There is nothing more knife-edge nerve wracking than the indeterminate days between moving out of a rented property and receiving a deposit back.
If you’ve never had the need/pleasure/desire to rent and then cease to rent, the general way of things is: pack possessions; empty flat; clean premises to within an inch of original paintwork; hoover; clean hoover; repeat.
Having been unfortunately tied into a lease beyond its usability, I trundled back up to Smokie-land armed with a fine toothbrush in a desperate bid to ensure my wad of near forgotten cash had a fighting chance of being returned to me.
My Other Half (OH) gave it the once over.
Claiming it would pass any military inspection - and he would know, being employed by Her Majesty’s finest – I posted the keys back through the door with a sense of unease.
For the following four days I couldn’t escape the feeling I had somehow foiled myself - a missed fluff-filled corner, failing to remove a wayward chip from an oven crevice or an unswept toaster crumb pile left abandoned.
The agent number appeared on my caller ID on day five and no amount of confidence in my own cleaning abilities, could quieten the nerves.
“The inspection (inspection?!) went well, Miss Pringle. No problems at all.”
An audible exhale of relief punctuated the conversation.
“However,” continued said agent. “There seems to be a problem with a tile in the kitchen.”
The cleaning was all pointless. All of it. My Cif scented sweat was wasted. I was always going to be scuppered by the blasted tile.
Cheap and mislaid I am convinced it was set as a landlord trap intent on dismantling deposits one pound at a time.
Was I aware of it? No. Well yes, I was aware that my soapy marigolds had failed to create enough friction with a large glass and yes I was aware that when it slipped from my grasp, to the floor, that not only the glass met a fractured end but also the tile beneath it.
But was I aware, you were going to notice the damage amongst the other seven cracked tiles? No.
I had actually anticipated that replacing the £1 glass to re-complete the set would have done it but alas, apparently there were photographs and everything.
No escape. So what it came down to in the end was a bartering exchange and a fairly pathetic one at that.
The agent offered me a time consuming period of pricing new tiles, quotes for installation, etc, etc. Or, an alternative of simply agreeing a price as compensation to the landlord for a crack in the crappy tile, that let’s be completely honest - will never be replaced and will languish broken for ever more.

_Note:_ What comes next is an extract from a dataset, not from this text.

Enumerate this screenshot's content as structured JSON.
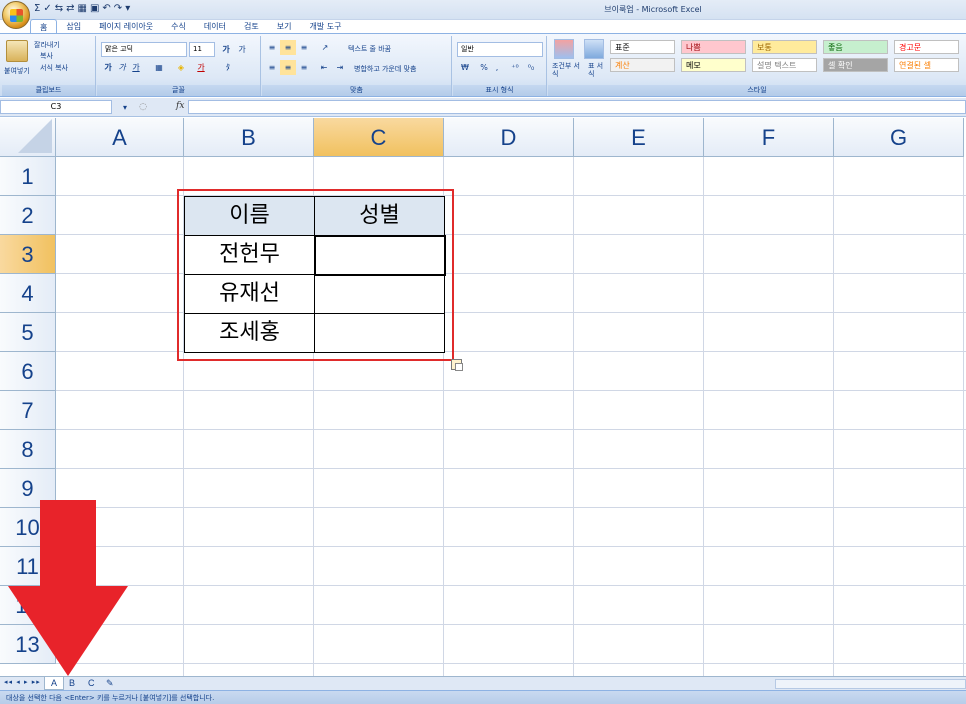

In spite of all my pre-deposit worry, I really just wanted to be done with the whole process so I rushed my response.
An eighth of the prized money disappeared in one fell marigold-coloured swoop.

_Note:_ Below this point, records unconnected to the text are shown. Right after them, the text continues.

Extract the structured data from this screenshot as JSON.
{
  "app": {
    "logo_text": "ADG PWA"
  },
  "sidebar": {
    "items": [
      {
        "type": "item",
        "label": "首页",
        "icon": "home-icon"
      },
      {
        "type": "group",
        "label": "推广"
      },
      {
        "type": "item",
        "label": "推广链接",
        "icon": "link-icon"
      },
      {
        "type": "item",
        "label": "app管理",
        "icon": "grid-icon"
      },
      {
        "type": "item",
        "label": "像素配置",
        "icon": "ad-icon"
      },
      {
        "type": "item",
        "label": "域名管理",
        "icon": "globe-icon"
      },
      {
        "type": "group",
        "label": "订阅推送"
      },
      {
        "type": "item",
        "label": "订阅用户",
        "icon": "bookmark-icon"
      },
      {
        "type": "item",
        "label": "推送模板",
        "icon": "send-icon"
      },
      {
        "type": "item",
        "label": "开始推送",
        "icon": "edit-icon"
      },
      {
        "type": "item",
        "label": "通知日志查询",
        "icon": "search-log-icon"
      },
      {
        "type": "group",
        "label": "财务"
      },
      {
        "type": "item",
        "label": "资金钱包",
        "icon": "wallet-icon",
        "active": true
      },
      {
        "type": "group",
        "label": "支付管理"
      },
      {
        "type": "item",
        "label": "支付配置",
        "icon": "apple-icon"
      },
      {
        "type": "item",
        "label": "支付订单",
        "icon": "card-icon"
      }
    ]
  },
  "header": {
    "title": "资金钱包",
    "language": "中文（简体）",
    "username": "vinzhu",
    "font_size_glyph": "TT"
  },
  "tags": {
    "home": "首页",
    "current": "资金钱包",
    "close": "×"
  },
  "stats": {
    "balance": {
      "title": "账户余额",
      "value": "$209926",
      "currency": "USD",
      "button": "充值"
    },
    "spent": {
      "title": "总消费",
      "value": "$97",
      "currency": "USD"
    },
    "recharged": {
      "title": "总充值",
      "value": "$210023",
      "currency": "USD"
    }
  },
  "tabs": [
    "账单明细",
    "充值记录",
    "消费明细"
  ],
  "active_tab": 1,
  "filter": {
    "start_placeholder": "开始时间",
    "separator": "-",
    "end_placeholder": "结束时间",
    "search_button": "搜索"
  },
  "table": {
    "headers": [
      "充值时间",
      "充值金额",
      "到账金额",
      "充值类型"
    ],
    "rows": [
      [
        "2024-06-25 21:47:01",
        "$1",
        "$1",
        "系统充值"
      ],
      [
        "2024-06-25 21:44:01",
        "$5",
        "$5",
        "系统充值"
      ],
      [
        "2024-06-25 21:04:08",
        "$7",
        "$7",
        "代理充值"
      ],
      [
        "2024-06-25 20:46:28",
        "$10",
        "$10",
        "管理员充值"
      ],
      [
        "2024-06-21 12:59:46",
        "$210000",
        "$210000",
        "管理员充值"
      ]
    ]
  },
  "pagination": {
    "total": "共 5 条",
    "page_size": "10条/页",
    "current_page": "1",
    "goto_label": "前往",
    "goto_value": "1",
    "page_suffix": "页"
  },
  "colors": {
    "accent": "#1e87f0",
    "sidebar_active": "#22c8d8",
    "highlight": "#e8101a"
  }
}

And after all, what else can I blame but failed yellow plastic gloves?